The unverifiable legend about this dish, is that a poor beggar lucked into a wild chicken (some say he stole it). But, because he did not want others to know he was cooking a chicken. He built a fire, then put the bird over the hot coals. Then, he covered the entire chicken with mud. Thus the chicken would cook with the smell being trapped in the mud, keeping his secret. Afterwards, the chicken came out to be extra tasty due to the trapping of its natural juices. However, the beggar's luck ran out when it came time to eat. A traveling noble smelled the chicken, and the beggar was kind enough to share it with him. The chicken was so good that the noble wanted to learn how a simple beggar made such delicious chicken. Eventually this cooking method made it all the way into the Imperial Court. [1]

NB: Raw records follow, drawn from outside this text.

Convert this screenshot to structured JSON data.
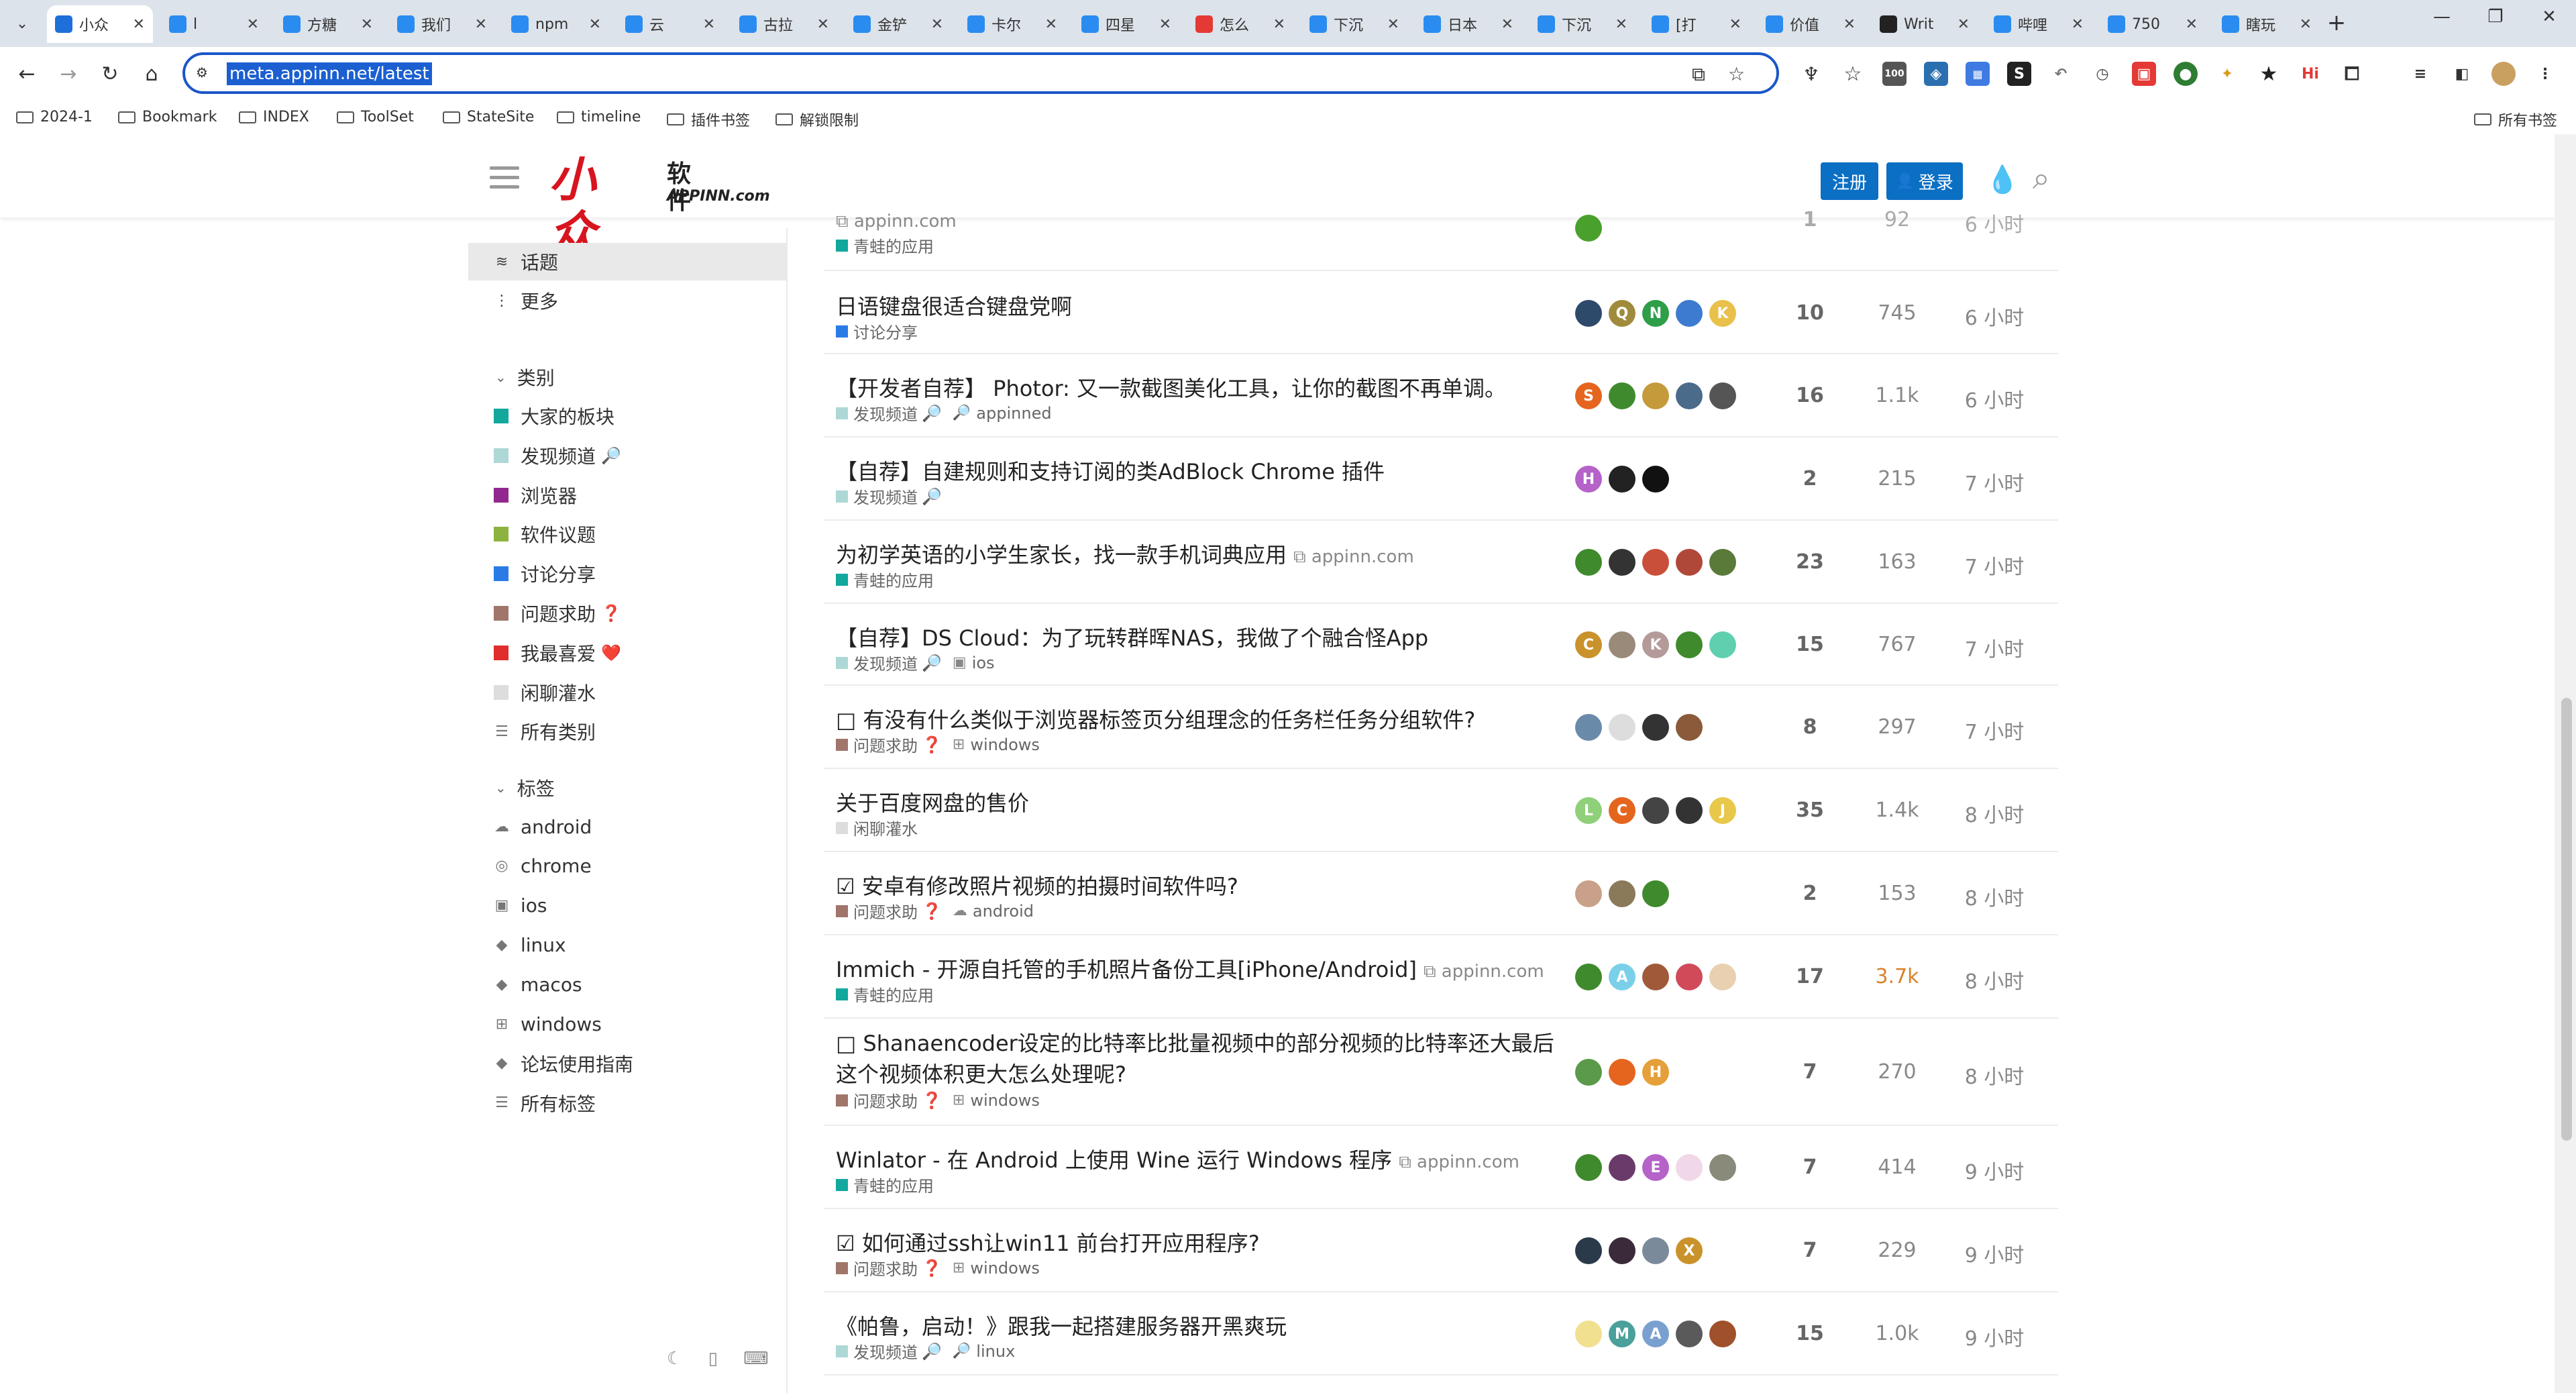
{
  "browser": {
    "tabs": [
      {
        "label": "小众",
        "icon": "water-drop",
        "color": "#1e6fd9",
        "active": true
      },
      {
        "label": "l",
        "icon": "diamond",
        "color": "#2a8cf0"
      },
      {
        "label": "方糖",
        "icon": "bird",
        "color": "#2a8cf0"
      },
      {
        "label": "我们",
        "icon": "cloud-book",
        "color": "#2a8cf0"
      },
      {
        "label": "npm",
        "icon": "cloud-book",
        "color": "#2a8cf0"
      },
      {
        "label": "云",
        "icon": "cloud-book",
        "color": "#2a8cf0"
      },
      {
        "label": "古拉",
        "icon": "cloud-book",
        "color": "#2a8cf0"
      },
      {
        "label": "金铲",
        "icon": "cloud-book",
        "color": "#2a8cf0"
      },
      {
        "label": "卡尔",
        "icon": "cloud-book",
        "color": "#2a8cf0"
      },
      {
        "label": "四星",
        "icon": "cloud-book",
        "color": "#2a8cf0"
      },
      {
        "label": "怎么",
        "icon": "red-logo",
        "color": "#e53935"
      },
      {
        "label": "下沉",
        "icon": "cloud-book",
        "color": "#2a8cf0"
      },
      {
        "label": "日本",
        "icon": "cloud-book",
        "color": "#2a8cf0"
      },
      {
        "label": "下沉",
        "icon": "cloud-book",
        "color": "#2a8cf0"
      },
      {
        "label": "[打",
        "icon": "cloud-book",
        "color": "#2a8cf0"
      },
      {
        "label": "价值",
        "icon": "cloud-book",
        "color": "#2a8cf0"
      },
      {
        "label": "Writ",
        "icon": "notion",
        "color": "#222222"
      },
      {
        "label": "哔哩",
        "icon": "cloud-book",
        "color": "#2a8cf0"
      },
      {
        "label": "750",
        "icon": "cloud-book",
        "color": "#2a8cf0"
      },
      {
        "label": "瞎玩",
        "icon": "cloud-book",
        "color": "#2a8cf0"
      }
    ],
    "url": "meta.appinn.net/latest",
    "bookmarks": [
      "2024-1",
      "Bookmark",
      "INDEX",
      "ToolSet",
      "StateSite",
      "timeline",
      "插件书签",
      "解锁限制"
    ],
    "all_bookmarks_label": "所有书签",
    "ext_badge": "100",
    "ext_hi": "Hi"
  },
  "site": {
    "logo_big": "小众",
    "logo_small": "软件",
    "logo_en": "APPINN.com",
    "signup_label": "注册",
    "login_label": "登录"
  },
  "sidebar": {
    "nav": [
      {
        "label": "话题",
        "icon": "layers-icon",
        "active": true
      },
      {
        "label": "更多",
        "icon": "vertical-dots-icon"
      }
    ],
    "categories_header": "类别",
    "categories": [
      {
        "label": "大家的板块",
        "color": "#12A89D",
        "emoji": ""
      },
      {
        "label": "发现频道",
        "color": "#ADD8D5",
        "emoji": "🔎"
      },
      {
        "label": "浏览器",
        "color": "#92278F",
        "emoji": ""
      },
      {
        "label": "软件议题",
        "color": "#8CB33F",
        "emoji": ""
      },
      {
        "label": "讨论分享",
        "color": "#2B7BE6",
        "emoji": ""
      },
      {
        "label": "问题求助",
        "color": "#A0766A",
        "emoji": "❓"
      },
      {
        "label": "我最喜爱",
        "color": "#E02D2D",
        "emoji": "❤️"
      },
      {
        "label": "闲聊灌水",
        "color": "#DDDDDD",
        "emoji": ""
      },
      {
        "label": "所有类别",
        "color": "",
        "emoji": ""
      }
    ],
    "tags_header": "标签",
    "tags": [
      {
        "label": "android",
        "icon": "android-icon"
      },
      {
        "label": "chrome",
        "icon": "chrome-icon"
      },
      {
        "label": "ios",
        "icon": "ios-icon"
      },
      {
        "label": "linux",
        "icon": "tag-icon"
      },
      {
        "label": "macos",
        "icon": "apple-icon"
      },
      {
        "label": "windows",
        "icon": "windows-icon"
      },
      {
        "label": "论坛使用指南",
        "icon": "tag-icon"
      },
      {
        "label": "所有标签",
        "icon": "list-icon"
      }
    ]
  },
  "topics": [
    {
      "title": "",
      "link": "appinn.com",
      "category": "青蛙的应用",
      "cat_color": "#12A89D",
      "cat_emoji": "",
      "tags": [],
      "replies": "1",
      "views": "92",
      "activity": "6 小时",
      "avatars": [
        {
          "t": "",
          "c": "#4aa02c"
        }
      ]
    },
    {
      "title": "日语键盘很适合键盘党啊",
      "link": "",
      "category": "讨论分享",
      "cat_color": "#2B7BE6",
      "cat_emoji": "",
      "tags": [],
      "replies": "10",
      "views": "745",
      "activity": "6 小时",
      "avatars": [
        {
          "t": "",
          "c": "#2d4a6b"
        },
        {
          "t": "Q",
          "c": "#a08b3c"
        },
        {
          "t": "N",
          "c": "#2e9e48"
        },
        {
          "t": "",
          "c": "#3c7bd0"
        },
        {
          "t": "K",
          "c": "#e8c04a"
        }
      ]
    },
    {
      "title": "【开发者自荐】 Photor: 又一款截图美化工具，让你的截图不再单调。",
      "link": "",
      "category": "发现频道",
      "cat_color": "#ADD8D5",
      "cat_emoji": "🔎",
      "tags": [
        "appinned"
      ],
      "replies": "16",
      "views": "1.1k",
      "activity": "6 小时",
      "avatars": [
        {
          "t": "S",
          "c": "#e5651f"
        },
        {
          "t": "",
          "c": "#3f8a2c"
        },
        {
          "t": "",
          "c": "#c49a3a"
        },
        {
          "t": "",
          "c": "#4a6b8a"
        },
        {
          "t": "",
          "c": "#555555"
        }
      ]
    },
    {
      "title": "【自荐】自建规则和支持订阅的类AdBlock Chrome 插件",
      "link": "",
      "category": "发现频道",
      "cat_color": "#ADD8D5",
      "cat_emoji": "🔎",
      "tags": [],
      "replies": "2",
      "views": "215",
      "activity": "7 小时",
      "avatars": [
        {
          "t": "H",
          "c": "#b562c9"
        },
        {
          "t": "",
          "c": "#222222"
        },
        {
          "t": "",
          "c": "#111111"
        }
      ]
    },
    {
      "title": "为初学英语的小学生家长，找一款手机词典应用",
      "link": "appinn.com",
      "category": "青蛙的应用",
      "cat_color": "#12A89D",
      "cat_emoji": "",
      "tags": [],
      "replies": "23",
      "views": "163",
      "activity": "7 小时",
      "avatars": [
        {
          "t": "",
          "c": "#3f8a2c"
        },
        {
          "t": "",
          "c": "#333333"
        },
        {
          "t": "",
          "c": "#c94f3a"
        },
        {
          "t": "",
          "c": "#b0483a"
        },
        {
          "t": "",
          "c": "#5a7a3a"
        }
      ]
    },
    {
      "title": "【自荐】DS Cloud：为了玩转群晖NAS，我做了个融合怪App",
      "link": "",
      "category": "发现频道",
      "cat_color": "#ADD8D5",
      "cat_emoji": "🔎",
      "tags": [
        "ios"
      ],
      "replies": "15",
      "views": "767",
      "activity": "7 小时",
      "avatars": [
        {
          "t": "C",
          "c": "#c9922a"
        },
        {
          "t": "",
          "c": "#9a8a7a"
        },
        {
          "t": "K",
          "c": "#b59a9a"
        },
        {
          "t": "",
          "c": "#3f8a2c"
        },
        {
          "t": "",
          "c": "#5fcfb0"
        }
      ]
    },
    {
      "title": "□ 有没有什么类似于浏览器标签页分组理念的任务栏任务分组软件?",
      "link": "",
      "category": "问题求助",
      "cat_color": "#A0766A",
      "cat_emoji": "❓",
      "tags": [
        "windows"
      ],
      "replies": "8",
      "views": "297",
      "activity": "7 小时",
      "avatars": [
        {
          "t": "",
          "c": "#6a8aaa"
        },
        {
          "t": "",
          "c": "#dddddd"
        },
        {
          "t": "",
          "c": "#333333"
        },
        {
          "t": "",
          "c": "#8a5a3a"
        }
      ]
    },
    {
      "title": "关于百度网盘的售价",
      "link": "",
      "category": "闲聊灌水",
      "cat_color": "#DDDDDD",
      "cat_emoji": "",
      "tags": [],
      "replies": "35",
      "views": "1.4k",
      "activity": "8 小时",
      "avatars": [
        {
          "t": "L",
          "c": "#8fd07a"
        },
        {
          "t": "C",
          "c": "#e5651f"
        },
        {
          "t": "",
          "c": "#444444"
        },
        {
          "t": "",
          "c": "#333333"
        },
        {
          "t": "J",
          "c": "#e8c84a"
        }
      ]
    },
    {
      "title": "☑ 安卓有修改照片视频的拍摄时间软件吗?",
      "link": "",
      "category": "问题求助",
      "cat_color": "#A0766A",
      "cat_emoji": "❓",
      "tags": [
        "android"
      ],
      "replies": "2",
      "views": "153",
      "activity": "8 小时",
      "avatars": [
        {
          "t": "",
          "c": "#c9a08a"
        },
        {
          "t": "",
          "c": "#8a7a5a"
        },
        {
          "t": "",
          "c": "#3f8a2c"
        }
      ]
    },
    {
      "title": "Immich - 开源自托管的手机照片备份工具[iPhone/Android]",
      "link": "appinn.com",
      "category": "青蛙的应用",
      "cat_color": "#12A89D",
      "cat_emoji": "",
      "tags": [],
      "replies": "17",
      "views": "3.7k",
      "views_hot": true,
      "activity": "8 小时",
      "avatars": [
        {
          "t": "",
          "c": "#3f8a2c"
        },
        {
          "t": "A",
          "c": "#7ad0e8"
        },
        {
          "t": "",
          "c": "#a05a3a"
        },
        {
          "t": "",
          "c": "#d04a5a"
        },
        {
          "t": "",
          "c": "#e8d0b0"
        }
      ]
    },
    {
      "title": "□ Shanaencoder设定的比特率比批量视频中的部分视频的比特率还大最后这个视频体积更大怎么处理呢?",
      "link": "",
      "category": "问题求助",
      "cat_color": "#A0766A",
      "cat_emoji": "❓",
      "tags": [
        "windows"
      ],
      "replies": "7",
      "views": "270",
      "activity": "8 小时",
      "wrap": true,
      "avatars": [
        {
          "t": "",
          "c": "#5a9a4a"
        },
        {
          "t": "",
          "c": "#e5651f"
        },
        {
          "t": "H",
          "c": "#e5a03a"
        }
      ]
    },
    {
      "title": "Winlator - 在 Android 上使用 Wine 运行 Windows 程序",
      "link": "appinn.com",
      "category": "青蛙的应用",
      "cat_color": "#12A89D",
      "cat_emoji": "",
      "tags": [],
      "replies": "7",
      "views": "414",
      "activity": "9 小时",
      "avatars": [
        {
          "t": "",
          "c": "#3f8a2c"
        },
        {
          "t": "",
          "c": "#6a3a6a"
        },
        {
          "t": "E",
          "c": "#b562c9"
        },
        {
          "t": "",
          "c": "#f0d8e8"
        },
        {
          "t": "",
          "c": "#8a8a7a"
        }
      ]
    },
    {
      "title": "☑ 如何通过ssh让win11 前台打开应用程序?",
      "link": "",
      "category": "问题求助",
      "cat_color": "#A0766A",
      "cat_emoji": "❓",
      "tags": [
        "windows"
      ],
      "replies": "7",
      "views": "229",
      "activity": "9 小时",
      "avatars": [
        {
          "t": "",
          "c": "#2a3a4a"
        },
        {
          "t": "",
          "c": "#3a2a3a"
        },
        {
          "t": "",
          "c": "#7a8a9a"
        },
        {
          "t": "X",
          "c": "#c9922a"
        }
      ]
    },
    {
      "title": "《帕鲁，启动！》跟我一起搭建服务器开黑爽玩",
      "link": "",
      "category": "发现频道",
      "cat_color": "#ADD8D5",
      "cat_emoji": "🔎",
      "tags": [
        "linux"
      ],
      "replies": "15",
      "views": "1.0k",
      "activity": "9 小时",
      "avatars": [
        {
          "t": "",
          "c": "#f0e090"
        },
        {
          "t": "M",
          "c": "#4aa09a"
        },
        {
          "t": "A",
          "c": "#7aa0d0"
        },
        {
          "t": "",
          "c": "#5a5a5a"
        },
        {
          "t": "",
          "c": "#a0502a"
        }
      ]
    }
  ]
}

Today, this dish is considered a staple of Chinese Haute cuisine. Now most often wrapped in lotus leaves and baked. To keep it more traditional some recipes do call for covering the lotus-wrapped chicken in clay[2] or a flour based dough[3] to ensure the sealing of the juices. Some still even do cook this dish outside with hot coals and covering the lotus wrapped chicken with clay or mud.

About 100 years ago, a small restaurant created a method to cook this kind of chicken and called it Beggar's Chicken.[4]

References[edit]

  1. ^ [1] about.com Accessed March 21,2014
  2. ^ [2] fourseasons.com Accessed 3/22/2014
  3. ^ [3] saveur.com Accessed March 21, 2014
  4. ^ Beggar's Chicken. Foreigner CN. Accessed April 5, 2012.